- Balance – We’re still in our Crescent lunge, balancing our body’s ability to lengthen and strengthen while we remain upright and true in our posture. Enter the breath. The easiest way to balance the mind is to balance the breath. Breath work, or pranayama is practiced from the 1st moments of class, and really come into play when postures are held and become difficult. The more we practice balance in aerial yoga, the better we become at practicing that balance, by using our breath, in our everyday lives. And right there, is where some of the juiciness of yoga lies.
So we just went through one posture, and not even in full detail (believe it or not)! For purposes of demonstrating differences between Anjaneyasana on the mat and in the hammock, the discussion was limited to mainly the lower half of the body. There is much more to both this one posture, and to a Flying Beach Yoga aerial class. We haven’t even touched on inversions yet which is one of the best parts of aerial yoga! The 3rd and final part of this series will be devoted solely to inversions and why we should practice them. For more information, visit www.FlyingBeachYoga.com/News for more great articles on aerial yoga.

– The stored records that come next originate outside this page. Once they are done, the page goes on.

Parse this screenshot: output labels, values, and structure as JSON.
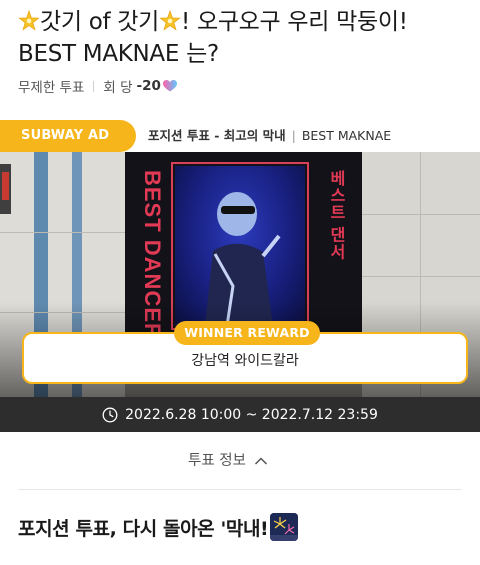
{
  "vote": {
    "title_part1": "갓기 of 갓기",
    "title_part2": "! 오구오구 우리 막둥이! BEST MAKNAE 는?",
    "title_icon": "sparkle-star-icon",
    "vote_type": "무제한 투표",
    "per_vote_label": "회 당",
    "per_vote_value": "-20",
    "heart_icon": "heart-icon"
  },
  "ad": {
    "badge": "SUBWAY AD",
    "caption_bold": "포지션 투표 - 최고의 막내",
    "caption_sep": "|",
    "caption_tail": "BEST MAKNAE",
    "billboard_text_left": "BEST DANCER",
    "billboard_text_right": "베스트 댄서",
    "reward_label": "WINNER REWARD",
    "reward_value": "강남역 와이드칼라",
    "period": "2022.6.28 10:00 ~ 2022.7.12 23:59"
  },
  "info": {
    "toggle_label": "투표 정보",
    "chevron_icon": "chevron-up-icon"
  },
  "section": {
    "heading": "포지션 투표, 다시 돌아온 '막내!",
    "heading_icon": "fireworks-icon"
  },
  "colors": {
    "accent": "#f6b51b",
    "dark_bar": "#2d2d2d",
    "billboard_red": "#e23a55"
  }
}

Written by Michele DiPetrillo, PharmD, RYT, Owner and Instructor for Flying Beach Yoga